Mrs Jones had not been able to work for over a year due to illness.  Her employer would not make any adjustments for her return to work and after 30 years’ service she was dismissed.  Mrs Jones put in an unfair dismissal complaint which was rejected by her employer so she went to an employment tribunal.  She had no legal representation for the tribunal. At the pre-case meeting, the judge told Mrs Jones she should get legal advice or representation after the employers’ solicitor had offered her £1,500 settlement.
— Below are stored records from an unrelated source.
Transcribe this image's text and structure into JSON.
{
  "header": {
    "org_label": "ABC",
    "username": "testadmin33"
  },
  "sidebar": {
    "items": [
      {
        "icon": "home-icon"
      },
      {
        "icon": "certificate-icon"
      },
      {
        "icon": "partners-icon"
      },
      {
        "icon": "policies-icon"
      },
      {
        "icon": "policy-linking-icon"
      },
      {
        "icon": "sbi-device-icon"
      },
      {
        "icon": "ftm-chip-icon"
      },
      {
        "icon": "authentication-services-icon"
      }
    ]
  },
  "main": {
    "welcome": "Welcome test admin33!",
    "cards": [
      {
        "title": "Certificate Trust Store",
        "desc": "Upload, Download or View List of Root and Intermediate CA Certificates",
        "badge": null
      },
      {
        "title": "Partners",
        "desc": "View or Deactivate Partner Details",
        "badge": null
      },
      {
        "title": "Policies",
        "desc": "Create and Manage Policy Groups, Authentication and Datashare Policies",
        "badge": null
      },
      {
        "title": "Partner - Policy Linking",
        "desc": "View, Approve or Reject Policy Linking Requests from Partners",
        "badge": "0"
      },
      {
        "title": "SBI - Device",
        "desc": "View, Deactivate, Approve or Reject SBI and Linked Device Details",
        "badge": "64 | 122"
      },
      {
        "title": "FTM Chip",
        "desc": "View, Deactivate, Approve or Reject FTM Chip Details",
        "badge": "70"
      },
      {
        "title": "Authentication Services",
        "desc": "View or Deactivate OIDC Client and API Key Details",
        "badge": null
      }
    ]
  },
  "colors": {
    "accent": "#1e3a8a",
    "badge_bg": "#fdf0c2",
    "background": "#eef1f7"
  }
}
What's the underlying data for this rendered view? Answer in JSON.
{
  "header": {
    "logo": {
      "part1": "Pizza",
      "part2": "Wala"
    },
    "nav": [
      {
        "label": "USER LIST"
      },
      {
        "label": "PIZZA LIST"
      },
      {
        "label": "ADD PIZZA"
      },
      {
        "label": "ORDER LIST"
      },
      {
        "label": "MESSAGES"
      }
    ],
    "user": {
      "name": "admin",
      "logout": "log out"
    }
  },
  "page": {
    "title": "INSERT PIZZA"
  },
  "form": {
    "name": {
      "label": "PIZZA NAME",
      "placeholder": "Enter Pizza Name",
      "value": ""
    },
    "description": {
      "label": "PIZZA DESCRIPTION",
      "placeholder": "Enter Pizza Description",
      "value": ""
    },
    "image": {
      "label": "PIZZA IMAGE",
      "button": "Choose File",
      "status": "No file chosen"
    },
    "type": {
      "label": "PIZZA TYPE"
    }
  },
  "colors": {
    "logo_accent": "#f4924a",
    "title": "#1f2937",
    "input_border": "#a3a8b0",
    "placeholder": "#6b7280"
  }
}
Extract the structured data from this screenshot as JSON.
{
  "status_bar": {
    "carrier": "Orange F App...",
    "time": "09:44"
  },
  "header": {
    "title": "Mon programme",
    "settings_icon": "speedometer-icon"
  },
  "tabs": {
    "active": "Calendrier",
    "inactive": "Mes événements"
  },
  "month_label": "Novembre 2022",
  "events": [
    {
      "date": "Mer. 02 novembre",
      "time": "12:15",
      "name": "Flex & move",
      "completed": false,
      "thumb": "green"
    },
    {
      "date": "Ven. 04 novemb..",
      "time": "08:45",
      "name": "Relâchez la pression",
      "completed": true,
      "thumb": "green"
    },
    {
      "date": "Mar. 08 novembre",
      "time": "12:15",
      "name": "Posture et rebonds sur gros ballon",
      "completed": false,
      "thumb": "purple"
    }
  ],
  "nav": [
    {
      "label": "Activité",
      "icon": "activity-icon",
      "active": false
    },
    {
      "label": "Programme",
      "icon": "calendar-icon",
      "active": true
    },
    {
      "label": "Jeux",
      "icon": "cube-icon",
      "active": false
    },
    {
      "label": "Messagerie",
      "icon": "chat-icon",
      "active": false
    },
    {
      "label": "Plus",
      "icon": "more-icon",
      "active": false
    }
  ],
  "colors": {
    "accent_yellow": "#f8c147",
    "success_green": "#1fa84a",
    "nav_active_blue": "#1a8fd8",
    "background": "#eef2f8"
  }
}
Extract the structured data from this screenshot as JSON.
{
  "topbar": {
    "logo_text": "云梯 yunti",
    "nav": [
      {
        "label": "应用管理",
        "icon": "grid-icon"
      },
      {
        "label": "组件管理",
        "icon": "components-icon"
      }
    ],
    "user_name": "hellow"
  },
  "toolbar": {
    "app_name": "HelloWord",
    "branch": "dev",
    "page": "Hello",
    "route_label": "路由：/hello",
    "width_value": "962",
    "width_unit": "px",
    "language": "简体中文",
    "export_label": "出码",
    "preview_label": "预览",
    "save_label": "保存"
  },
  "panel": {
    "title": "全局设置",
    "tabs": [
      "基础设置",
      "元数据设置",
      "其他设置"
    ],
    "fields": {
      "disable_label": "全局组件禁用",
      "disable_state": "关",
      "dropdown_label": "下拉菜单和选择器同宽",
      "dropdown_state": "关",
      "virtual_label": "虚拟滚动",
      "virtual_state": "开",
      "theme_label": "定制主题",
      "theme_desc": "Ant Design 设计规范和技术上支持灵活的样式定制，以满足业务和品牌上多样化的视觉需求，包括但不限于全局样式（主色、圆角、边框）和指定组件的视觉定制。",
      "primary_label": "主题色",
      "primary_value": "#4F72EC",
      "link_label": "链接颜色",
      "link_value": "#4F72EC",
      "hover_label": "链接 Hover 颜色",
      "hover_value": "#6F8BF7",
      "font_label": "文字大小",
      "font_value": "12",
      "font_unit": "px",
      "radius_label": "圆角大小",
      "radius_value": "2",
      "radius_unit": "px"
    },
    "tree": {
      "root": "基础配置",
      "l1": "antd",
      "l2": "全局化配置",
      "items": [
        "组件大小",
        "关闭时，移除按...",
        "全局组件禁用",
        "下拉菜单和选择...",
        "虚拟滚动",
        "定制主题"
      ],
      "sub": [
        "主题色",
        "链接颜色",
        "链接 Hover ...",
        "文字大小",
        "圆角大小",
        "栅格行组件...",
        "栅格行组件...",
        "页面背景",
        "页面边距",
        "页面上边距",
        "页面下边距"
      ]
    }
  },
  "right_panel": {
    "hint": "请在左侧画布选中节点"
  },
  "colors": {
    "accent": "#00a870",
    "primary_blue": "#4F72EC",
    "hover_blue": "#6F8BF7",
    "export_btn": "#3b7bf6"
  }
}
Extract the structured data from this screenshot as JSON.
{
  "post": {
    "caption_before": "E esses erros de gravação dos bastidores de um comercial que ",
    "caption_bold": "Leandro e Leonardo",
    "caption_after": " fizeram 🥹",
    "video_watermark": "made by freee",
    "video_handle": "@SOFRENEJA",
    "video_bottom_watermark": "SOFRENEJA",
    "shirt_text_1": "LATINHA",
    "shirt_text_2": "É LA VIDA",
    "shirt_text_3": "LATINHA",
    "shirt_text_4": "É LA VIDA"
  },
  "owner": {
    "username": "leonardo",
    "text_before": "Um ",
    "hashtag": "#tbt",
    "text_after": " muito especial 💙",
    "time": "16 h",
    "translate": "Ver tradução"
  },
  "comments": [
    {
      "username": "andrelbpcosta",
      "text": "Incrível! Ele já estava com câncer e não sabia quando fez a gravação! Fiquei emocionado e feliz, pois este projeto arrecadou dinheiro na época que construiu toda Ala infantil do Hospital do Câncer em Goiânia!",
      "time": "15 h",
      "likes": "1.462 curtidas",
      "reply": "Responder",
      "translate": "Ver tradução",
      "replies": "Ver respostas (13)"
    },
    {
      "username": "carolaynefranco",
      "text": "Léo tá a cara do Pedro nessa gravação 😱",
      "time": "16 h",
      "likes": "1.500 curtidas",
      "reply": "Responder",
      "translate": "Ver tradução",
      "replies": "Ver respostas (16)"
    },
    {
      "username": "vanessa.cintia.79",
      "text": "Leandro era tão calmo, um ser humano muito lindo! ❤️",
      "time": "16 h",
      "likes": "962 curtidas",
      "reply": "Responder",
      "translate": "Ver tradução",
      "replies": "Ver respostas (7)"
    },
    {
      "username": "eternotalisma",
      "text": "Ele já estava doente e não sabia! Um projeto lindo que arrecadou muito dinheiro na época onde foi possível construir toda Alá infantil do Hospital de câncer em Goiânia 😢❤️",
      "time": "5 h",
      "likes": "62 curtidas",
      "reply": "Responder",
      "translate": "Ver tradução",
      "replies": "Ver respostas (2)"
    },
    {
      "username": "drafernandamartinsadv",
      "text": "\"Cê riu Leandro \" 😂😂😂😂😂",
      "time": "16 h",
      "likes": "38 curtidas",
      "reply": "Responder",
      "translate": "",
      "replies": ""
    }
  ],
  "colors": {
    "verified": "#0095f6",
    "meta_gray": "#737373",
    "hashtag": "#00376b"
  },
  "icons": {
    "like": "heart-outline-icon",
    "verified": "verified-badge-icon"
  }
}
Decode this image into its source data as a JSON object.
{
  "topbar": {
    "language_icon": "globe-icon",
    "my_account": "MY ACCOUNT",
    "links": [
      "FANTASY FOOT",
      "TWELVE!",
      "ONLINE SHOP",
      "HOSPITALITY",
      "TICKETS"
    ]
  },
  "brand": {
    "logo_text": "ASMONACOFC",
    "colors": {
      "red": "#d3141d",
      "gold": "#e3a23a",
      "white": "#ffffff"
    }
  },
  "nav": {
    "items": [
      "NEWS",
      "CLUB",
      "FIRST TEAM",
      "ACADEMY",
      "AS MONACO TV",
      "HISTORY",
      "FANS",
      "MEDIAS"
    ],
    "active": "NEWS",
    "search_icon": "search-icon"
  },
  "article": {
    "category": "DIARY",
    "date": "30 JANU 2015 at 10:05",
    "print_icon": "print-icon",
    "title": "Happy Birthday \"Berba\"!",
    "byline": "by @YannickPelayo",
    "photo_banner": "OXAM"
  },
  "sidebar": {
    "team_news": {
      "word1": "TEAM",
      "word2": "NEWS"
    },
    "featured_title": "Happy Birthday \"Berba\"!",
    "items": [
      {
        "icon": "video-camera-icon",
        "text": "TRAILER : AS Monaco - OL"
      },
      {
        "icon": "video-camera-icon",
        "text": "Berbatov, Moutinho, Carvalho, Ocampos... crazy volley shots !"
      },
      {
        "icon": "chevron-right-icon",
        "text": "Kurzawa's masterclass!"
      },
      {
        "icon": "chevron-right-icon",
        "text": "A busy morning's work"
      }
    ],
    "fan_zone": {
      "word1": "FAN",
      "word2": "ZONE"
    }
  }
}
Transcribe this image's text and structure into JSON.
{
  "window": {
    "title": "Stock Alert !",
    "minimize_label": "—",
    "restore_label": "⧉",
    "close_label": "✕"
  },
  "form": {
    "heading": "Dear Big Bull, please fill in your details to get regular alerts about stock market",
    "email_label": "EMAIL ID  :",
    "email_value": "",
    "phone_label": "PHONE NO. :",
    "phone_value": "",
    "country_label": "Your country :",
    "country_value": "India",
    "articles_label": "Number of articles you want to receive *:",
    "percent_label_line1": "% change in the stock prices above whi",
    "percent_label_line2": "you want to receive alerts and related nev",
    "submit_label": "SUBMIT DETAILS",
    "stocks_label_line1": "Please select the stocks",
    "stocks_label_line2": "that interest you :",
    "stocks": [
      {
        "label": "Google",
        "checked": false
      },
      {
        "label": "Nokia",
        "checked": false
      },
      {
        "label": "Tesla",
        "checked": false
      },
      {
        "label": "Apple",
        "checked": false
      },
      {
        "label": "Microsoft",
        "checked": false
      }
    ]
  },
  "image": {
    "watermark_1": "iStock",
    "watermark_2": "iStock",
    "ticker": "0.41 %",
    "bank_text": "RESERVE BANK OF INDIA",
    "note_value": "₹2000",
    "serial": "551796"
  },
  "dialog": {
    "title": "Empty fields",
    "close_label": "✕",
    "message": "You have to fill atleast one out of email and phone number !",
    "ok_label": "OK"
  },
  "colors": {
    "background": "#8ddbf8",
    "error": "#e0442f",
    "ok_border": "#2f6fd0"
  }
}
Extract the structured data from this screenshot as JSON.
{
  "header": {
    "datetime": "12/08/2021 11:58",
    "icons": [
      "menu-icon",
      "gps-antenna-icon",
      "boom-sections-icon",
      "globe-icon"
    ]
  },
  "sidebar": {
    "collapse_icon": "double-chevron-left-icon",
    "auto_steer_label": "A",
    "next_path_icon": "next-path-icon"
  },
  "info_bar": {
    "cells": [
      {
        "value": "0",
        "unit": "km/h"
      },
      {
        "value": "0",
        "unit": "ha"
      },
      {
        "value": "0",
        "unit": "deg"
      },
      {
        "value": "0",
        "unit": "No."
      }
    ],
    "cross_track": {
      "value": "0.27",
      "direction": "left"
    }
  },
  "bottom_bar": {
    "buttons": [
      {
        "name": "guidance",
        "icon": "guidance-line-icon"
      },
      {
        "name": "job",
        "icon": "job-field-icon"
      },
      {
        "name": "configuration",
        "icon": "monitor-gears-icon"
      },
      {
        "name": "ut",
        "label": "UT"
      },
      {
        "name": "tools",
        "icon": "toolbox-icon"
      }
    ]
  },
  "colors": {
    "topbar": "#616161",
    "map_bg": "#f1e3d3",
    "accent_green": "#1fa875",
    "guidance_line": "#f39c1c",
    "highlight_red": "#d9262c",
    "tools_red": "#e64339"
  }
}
The Access Interest Group gave Mrs Jones advice on how the case would be handled and spoke to a solicitor from the firm of solicitors D.A.D. works with and asked them to contact Mrs Jones and offer more advice if needed.  The case was settled a few days later out of court; Mrs Jones accepted £30,000 pounds plus a reference

We reach over 1000 carers

Financial Activities

Financial Summary 2010/11

The following figures are taken from the Report of the Trustees and Financial Statements for the year ended 31st March 2011 for Darlington Association on Disability.

The following graph shows a breakdown of the total Income £968,699 split into:
Bank Interest of £192, Project Income of £845,322. Voluntary Income Grants of £73,987, Financial Assistance Funding of £16391 and Fundraising Income of £23,807.

Pie chart showing the breakdown of total Income

The following graph shows a breakdown of the total Expenditure £930,987 split into:
Fundraising and Governance Costs £99,334; Project Costs £798,113; Support Costs Management £31,325 and Depreciation £2,215.

Pie chart showing breakdown of total Expenditure


DAD would like to thank our funders for their continued support:

The Big Lottery, Children in Need, Darlington Borough Council, Durham County Council, Darlington Primary Care Trust, Department for Education, The Home Office, Aiming High for Disabled Children, Scope, Parent Forum, Coleridge Centre, Capacity Builders, Sunderland University, Equality and Human Rights Commission, Tees Valley YMCA, Changemakers, Future Jobs Fund, and The Alliance for Inclusive Education - ALLFIE.

DAD Services

DAD acts as a focal point for consultation with disabled people and carers and manages a range of services and projects to support its aims including:

Access interest Group: Issue based groups which enable people to work together to promote access in it’s widest sense

Carers Support Service: Support and information to carers and strategic policy development work on carers issues

Citizen Experts and Expert by Experience Projects: Recruitment and training people with direct experience to be involved in personalisation locally and CQC inspections nationally

Children and Young People’s Service: A range of services for children, young people and their families including play and leisure services and a Young Leaders project

Dimensions: A disability initiative offering education, training, self-development skills, social and leisure opportunities

Direct Payment Support Service: Support for disabled people to take control of their care needs by managing a payment from the local authority, including managed accounts.

Disability Equality Training: Promotion of the social model of disability and the Equality Act

Equal Access to Information and Advice: Information and advice for disabled people about their rights, alongside a broader service handling a wide range of enquiries from the general public and other organisations

Shopmobility: A loan service of powered wheelchairs and scooters

Volunteer Project: Recruitment and supporting volunteers across the organisation